__PROBLEM STATEMENT__. Keep only the lines of the data below that contain "JSON", and copy them.

++++ INPUT DATA ++++

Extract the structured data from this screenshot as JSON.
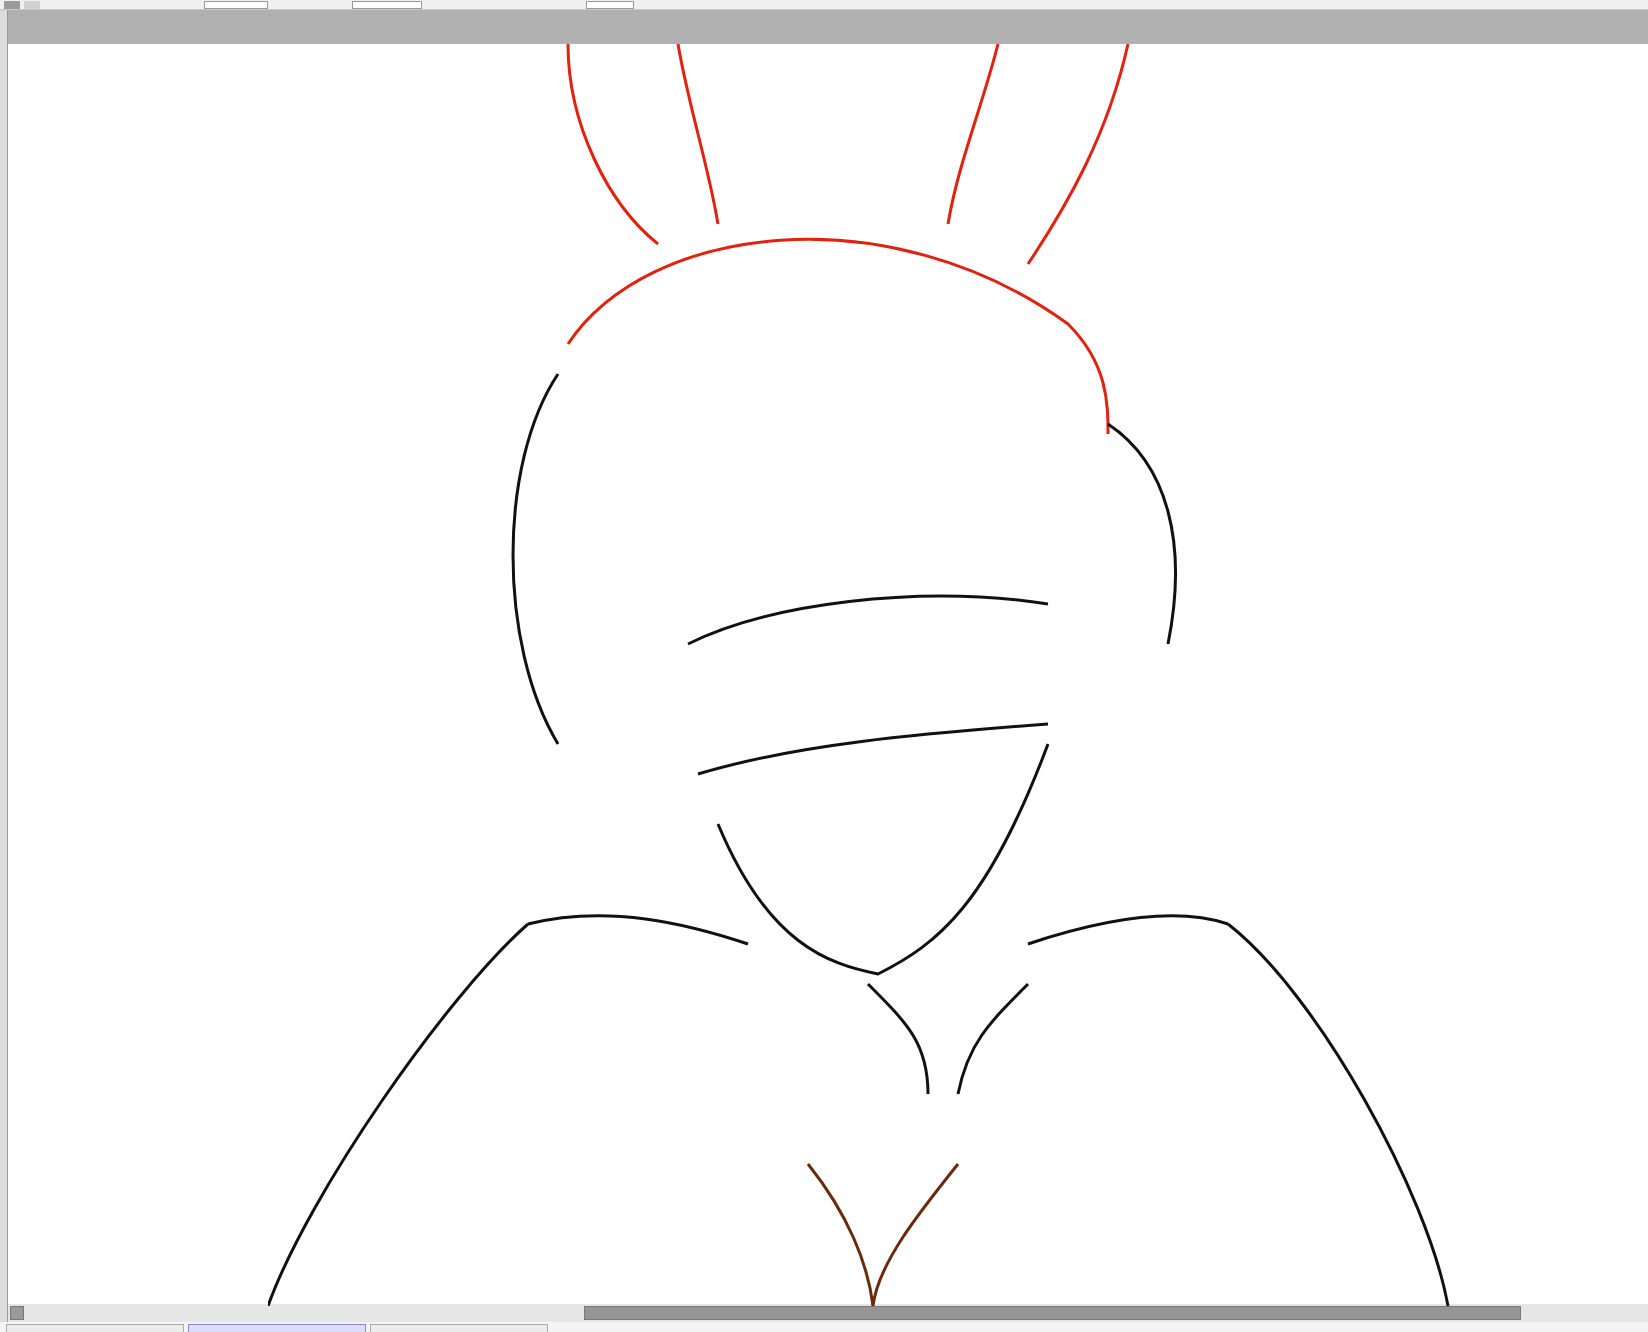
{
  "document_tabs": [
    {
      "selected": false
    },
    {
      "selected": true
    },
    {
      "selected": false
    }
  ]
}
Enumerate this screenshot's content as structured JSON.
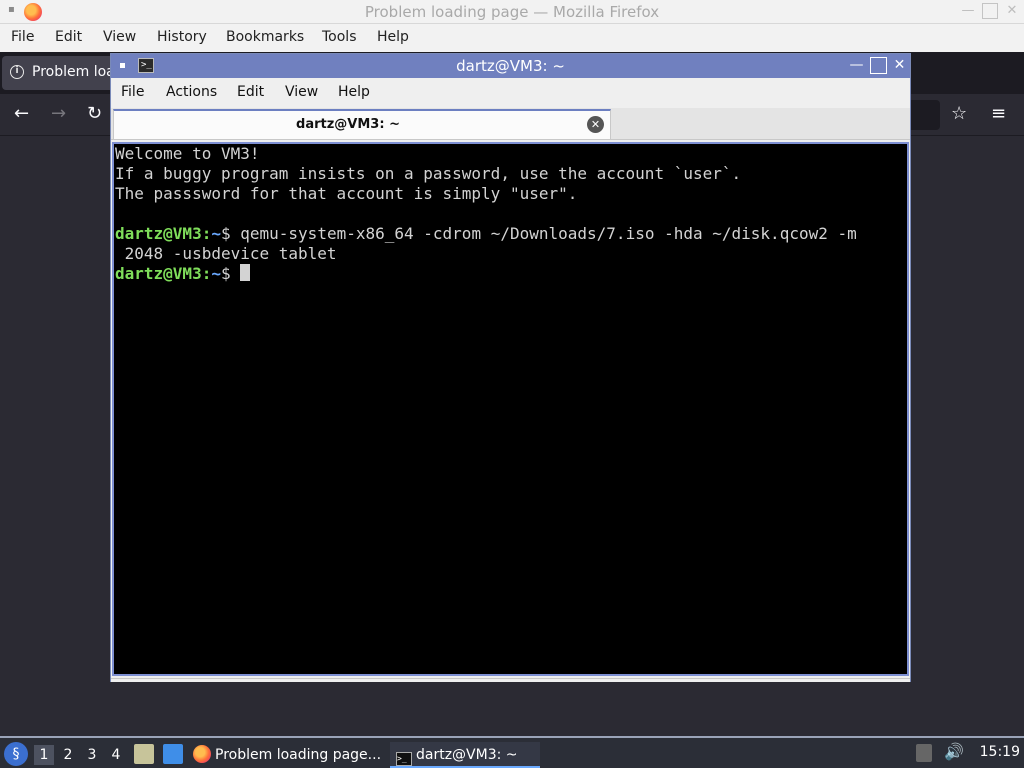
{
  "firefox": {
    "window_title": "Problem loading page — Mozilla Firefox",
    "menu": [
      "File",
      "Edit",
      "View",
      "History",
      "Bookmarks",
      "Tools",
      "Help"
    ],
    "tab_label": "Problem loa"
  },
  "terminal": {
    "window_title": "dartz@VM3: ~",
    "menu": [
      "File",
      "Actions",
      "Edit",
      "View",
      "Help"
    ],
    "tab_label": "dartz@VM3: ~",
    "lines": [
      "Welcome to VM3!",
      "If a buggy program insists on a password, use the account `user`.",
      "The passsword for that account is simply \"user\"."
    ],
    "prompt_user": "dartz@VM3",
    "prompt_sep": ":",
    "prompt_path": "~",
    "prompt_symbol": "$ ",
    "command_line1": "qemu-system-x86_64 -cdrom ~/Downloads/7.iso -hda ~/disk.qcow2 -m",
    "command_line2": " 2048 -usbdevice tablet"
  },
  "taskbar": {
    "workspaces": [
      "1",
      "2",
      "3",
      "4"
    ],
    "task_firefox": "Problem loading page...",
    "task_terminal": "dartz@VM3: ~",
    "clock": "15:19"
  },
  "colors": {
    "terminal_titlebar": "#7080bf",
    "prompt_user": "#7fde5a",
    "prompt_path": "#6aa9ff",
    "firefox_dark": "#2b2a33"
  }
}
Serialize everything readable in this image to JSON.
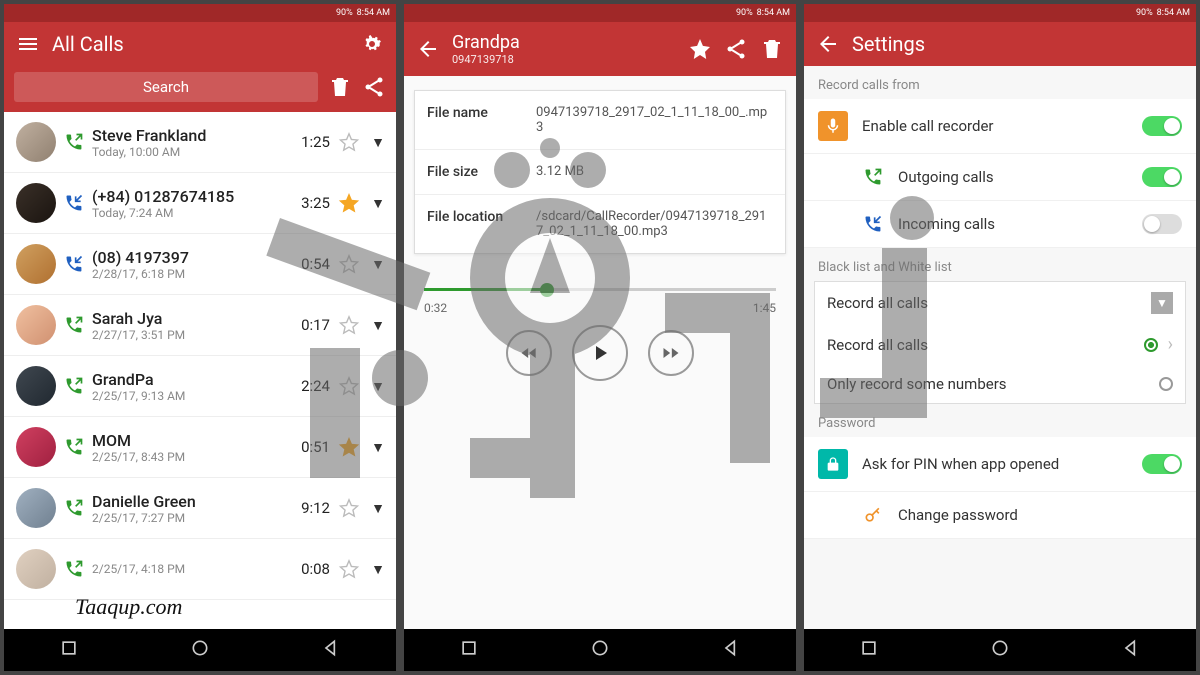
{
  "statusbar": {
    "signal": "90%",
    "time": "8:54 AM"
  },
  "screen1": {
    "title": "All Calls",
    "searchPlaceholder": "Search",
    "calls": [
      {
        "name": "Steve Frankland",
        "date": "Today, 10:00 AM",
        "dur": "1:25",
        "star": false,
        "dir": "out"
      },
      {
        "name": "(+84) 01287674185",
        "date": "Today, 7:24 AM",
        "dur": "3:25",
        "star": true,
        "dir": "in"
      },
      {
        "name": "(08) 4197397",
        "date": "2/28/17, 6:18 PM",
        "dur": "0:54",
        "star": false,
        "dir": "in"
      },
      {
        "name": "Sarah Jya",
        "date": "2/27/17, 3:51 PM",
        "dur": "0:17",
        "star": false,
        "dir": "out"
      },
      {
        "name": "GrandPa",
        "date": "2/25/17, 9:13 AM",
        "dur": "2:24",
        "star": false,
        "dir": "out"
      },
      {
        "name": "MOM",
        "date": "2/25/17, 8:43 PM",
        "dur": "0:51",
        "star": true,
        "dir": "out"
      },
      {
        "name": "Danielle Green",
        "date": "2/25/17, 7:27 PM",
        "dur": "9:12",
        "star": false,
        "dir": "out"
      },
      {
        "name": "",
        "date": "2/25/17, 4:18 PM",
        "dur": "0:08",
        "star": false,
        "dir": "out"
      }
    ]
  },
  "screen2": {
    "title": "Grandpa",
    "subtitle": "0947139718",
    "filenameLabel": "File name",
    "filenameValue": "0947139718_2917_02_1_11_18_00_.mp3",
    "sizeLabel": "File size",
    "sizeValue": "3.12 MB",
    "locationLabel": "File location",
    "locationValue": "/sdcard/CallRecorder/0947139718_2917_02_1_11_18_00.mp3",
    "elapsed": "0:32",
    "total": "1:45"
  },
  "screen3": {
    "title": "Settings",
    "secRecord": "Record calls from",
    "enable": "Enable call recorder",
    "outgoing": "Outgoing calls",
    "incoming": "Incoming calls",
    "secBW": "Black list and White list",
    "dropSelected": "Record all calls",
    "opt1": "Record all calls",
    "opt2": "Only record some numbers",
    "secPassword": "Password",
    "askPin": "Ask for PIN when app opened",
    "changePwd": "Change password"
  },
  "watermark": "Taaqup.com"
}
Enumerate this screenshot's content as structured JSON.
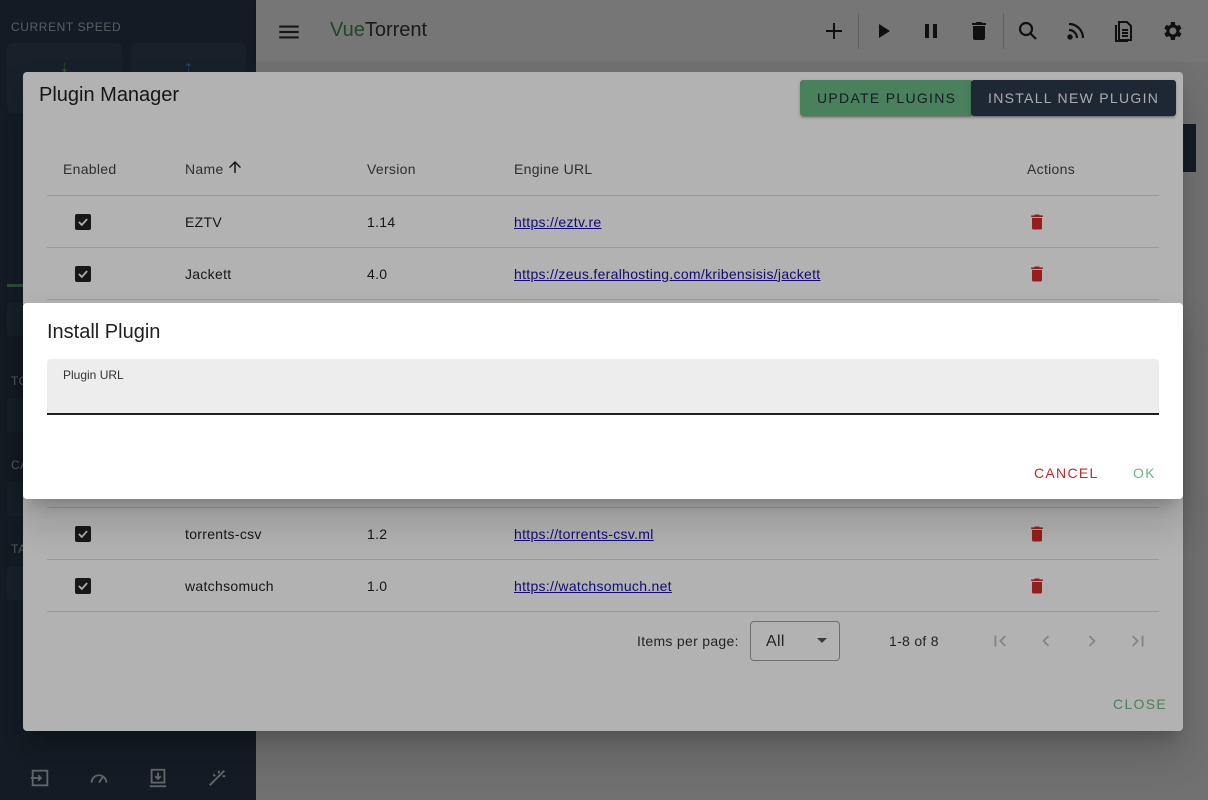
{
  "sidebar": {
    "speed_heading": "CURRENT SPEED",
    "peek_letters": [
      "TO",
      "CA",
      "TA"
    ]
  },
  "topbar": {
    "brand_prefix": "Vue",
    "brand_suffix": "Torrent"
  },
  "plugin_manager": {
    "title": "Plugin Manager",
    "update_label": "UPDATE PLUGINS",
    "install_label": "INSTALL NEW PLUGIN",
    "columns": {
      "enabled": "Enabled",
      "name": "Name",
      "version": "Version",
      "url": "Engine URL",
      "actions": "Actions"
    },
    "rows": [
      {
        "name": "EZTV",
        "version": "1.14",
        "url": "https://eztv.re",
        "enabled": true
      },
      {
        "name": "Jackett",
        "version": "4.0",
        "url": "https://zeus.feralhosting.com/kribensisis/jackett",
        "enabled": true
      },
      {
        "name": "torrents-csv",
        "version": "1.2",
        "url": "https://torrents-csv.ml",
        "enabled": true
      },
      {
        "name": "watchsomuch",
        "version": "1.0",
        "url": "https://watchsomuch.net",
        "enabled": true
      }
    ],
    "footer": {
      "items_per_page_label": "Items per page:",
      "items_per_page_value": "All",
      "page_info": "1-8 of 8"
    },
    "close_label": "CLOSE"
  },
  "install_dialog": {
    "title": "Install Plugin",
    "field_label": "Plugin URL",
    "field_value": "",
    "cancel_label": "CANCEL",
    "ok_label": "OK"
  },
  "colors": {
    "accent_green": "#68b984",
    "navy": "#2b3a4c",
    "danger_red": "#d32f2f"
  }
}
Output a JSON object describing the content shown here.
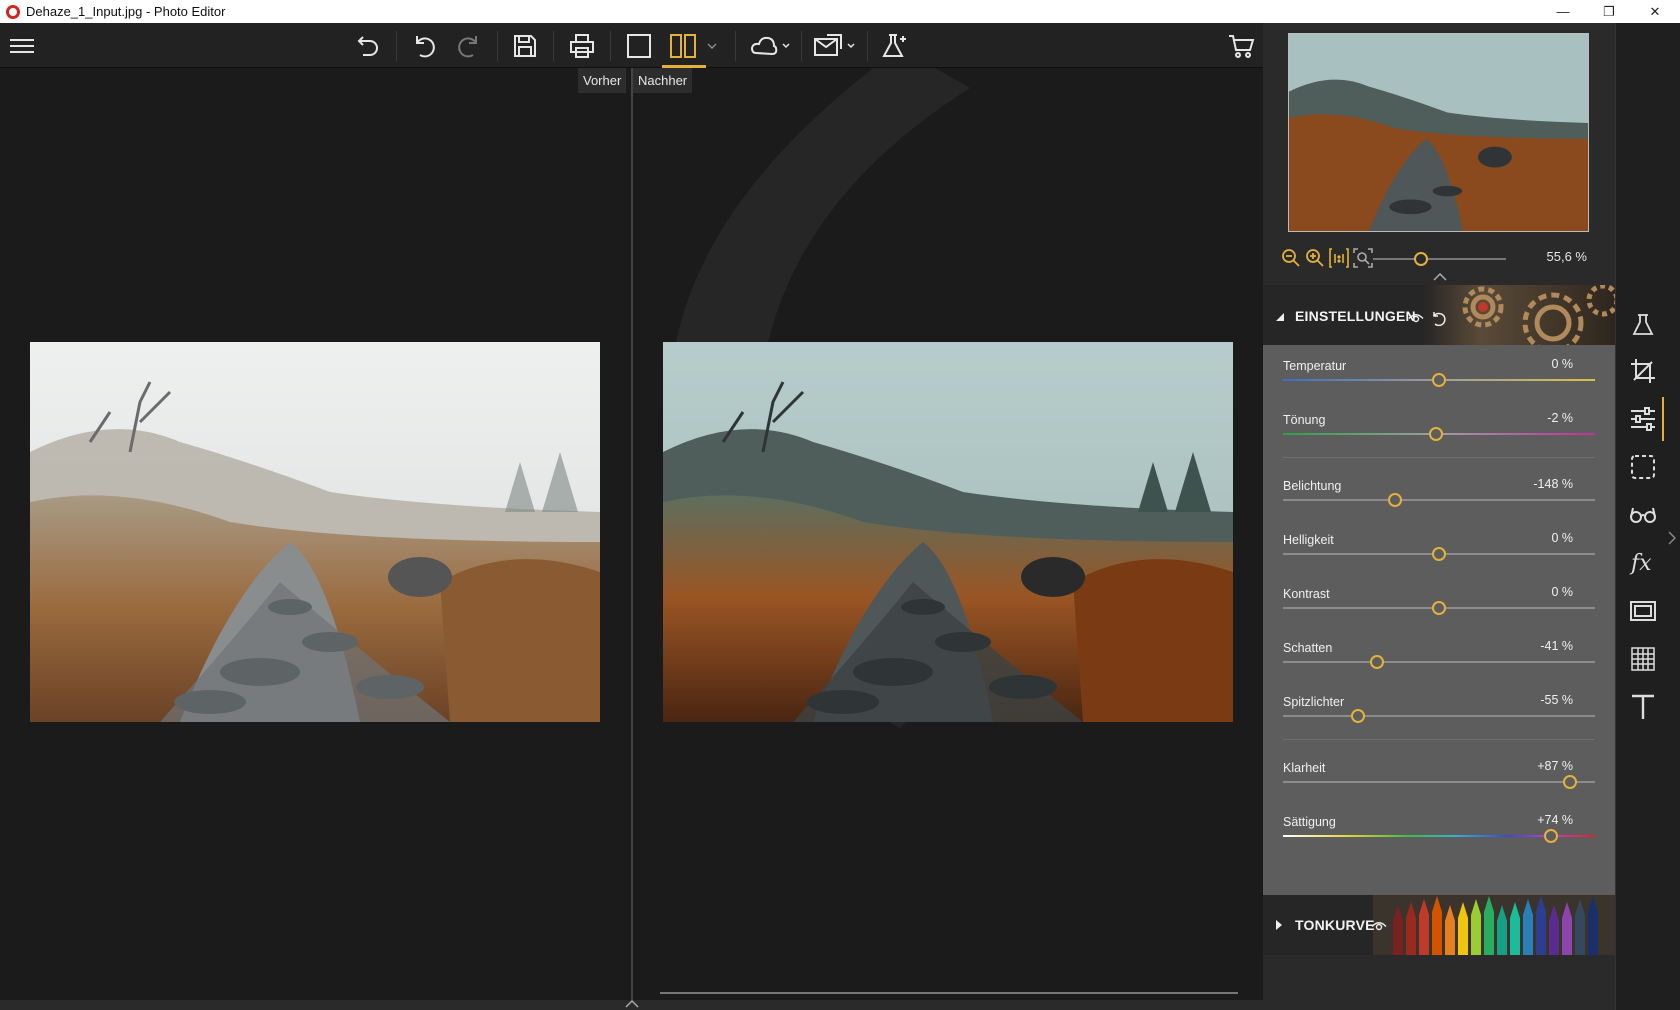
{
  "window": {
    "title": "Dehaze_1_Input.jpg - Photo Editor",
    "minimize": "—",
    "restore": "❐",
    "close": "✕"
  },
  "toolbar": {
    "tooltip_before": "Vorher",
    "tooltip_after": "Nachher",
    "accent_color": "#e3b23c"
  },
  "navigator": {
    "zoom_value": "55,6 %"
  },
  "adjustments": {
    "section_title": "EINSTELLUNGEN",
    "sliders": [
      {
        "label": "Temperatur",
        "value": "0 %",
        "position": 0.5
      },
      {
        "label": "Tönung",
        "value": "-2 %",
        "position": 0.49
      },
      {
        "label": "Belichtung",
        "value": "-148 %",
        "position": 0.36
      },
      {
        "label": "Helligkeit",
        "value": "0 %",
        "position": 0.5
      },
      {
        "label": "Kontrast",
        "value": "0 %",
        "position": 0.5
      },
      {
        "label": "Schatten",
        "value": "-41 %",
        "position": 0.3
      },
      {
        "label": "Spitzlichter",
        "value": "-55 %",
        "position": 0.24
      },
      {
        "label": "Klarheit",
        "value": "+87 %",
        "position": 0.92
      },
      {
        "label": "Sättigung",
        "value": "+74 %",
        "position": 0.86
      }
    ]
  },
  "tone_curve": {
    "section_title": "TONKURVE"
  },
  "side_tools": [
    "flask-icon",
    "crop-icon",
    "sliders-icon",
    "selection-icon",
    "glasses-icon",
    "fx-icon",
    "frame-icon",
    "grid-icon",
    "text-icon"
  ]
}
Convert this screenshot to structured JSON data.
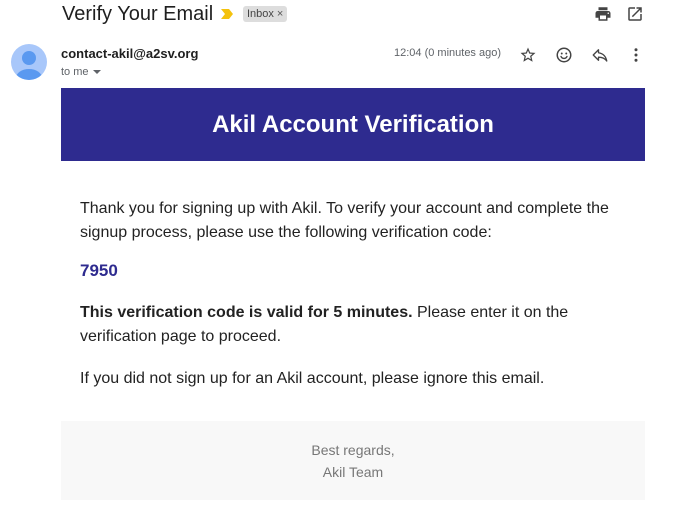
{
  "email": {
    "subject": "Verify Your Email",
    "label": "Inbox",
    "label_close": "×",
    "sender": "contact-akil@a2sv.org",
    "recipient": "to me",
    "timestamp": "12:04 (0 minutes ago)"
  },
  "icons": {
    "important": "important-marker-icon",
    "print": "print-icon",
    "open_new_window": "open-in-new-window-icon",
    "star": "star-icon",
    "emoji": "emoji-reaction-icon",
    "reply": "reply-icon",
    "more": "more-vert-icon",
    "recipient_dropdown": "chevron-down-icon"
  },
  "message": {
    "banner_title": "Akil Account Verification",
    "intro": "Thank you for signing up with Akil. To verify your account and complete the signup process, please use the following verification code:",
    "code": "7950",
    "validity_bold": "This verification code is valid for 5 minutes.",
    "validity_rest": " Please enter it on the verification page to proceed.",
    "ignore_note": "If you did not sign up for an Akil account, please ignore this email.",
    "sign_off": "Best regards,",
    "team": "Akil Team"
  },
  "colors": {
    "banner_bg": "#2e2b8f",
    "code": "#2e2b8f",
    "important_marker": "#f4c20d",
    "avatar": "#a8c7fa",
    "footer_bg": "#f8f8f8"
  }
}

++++

__COMPLETED TASK__.
Extract the structured data from this screenshot as JSON.
Enumerate this screenshot's content as structured JSON.
Serialize everything readable in this image to JSON.
Enumerate this screenshot's content as structured JSON.
Output a JSON object describing the content shown here.
Convert this screenshot to structured JSON data.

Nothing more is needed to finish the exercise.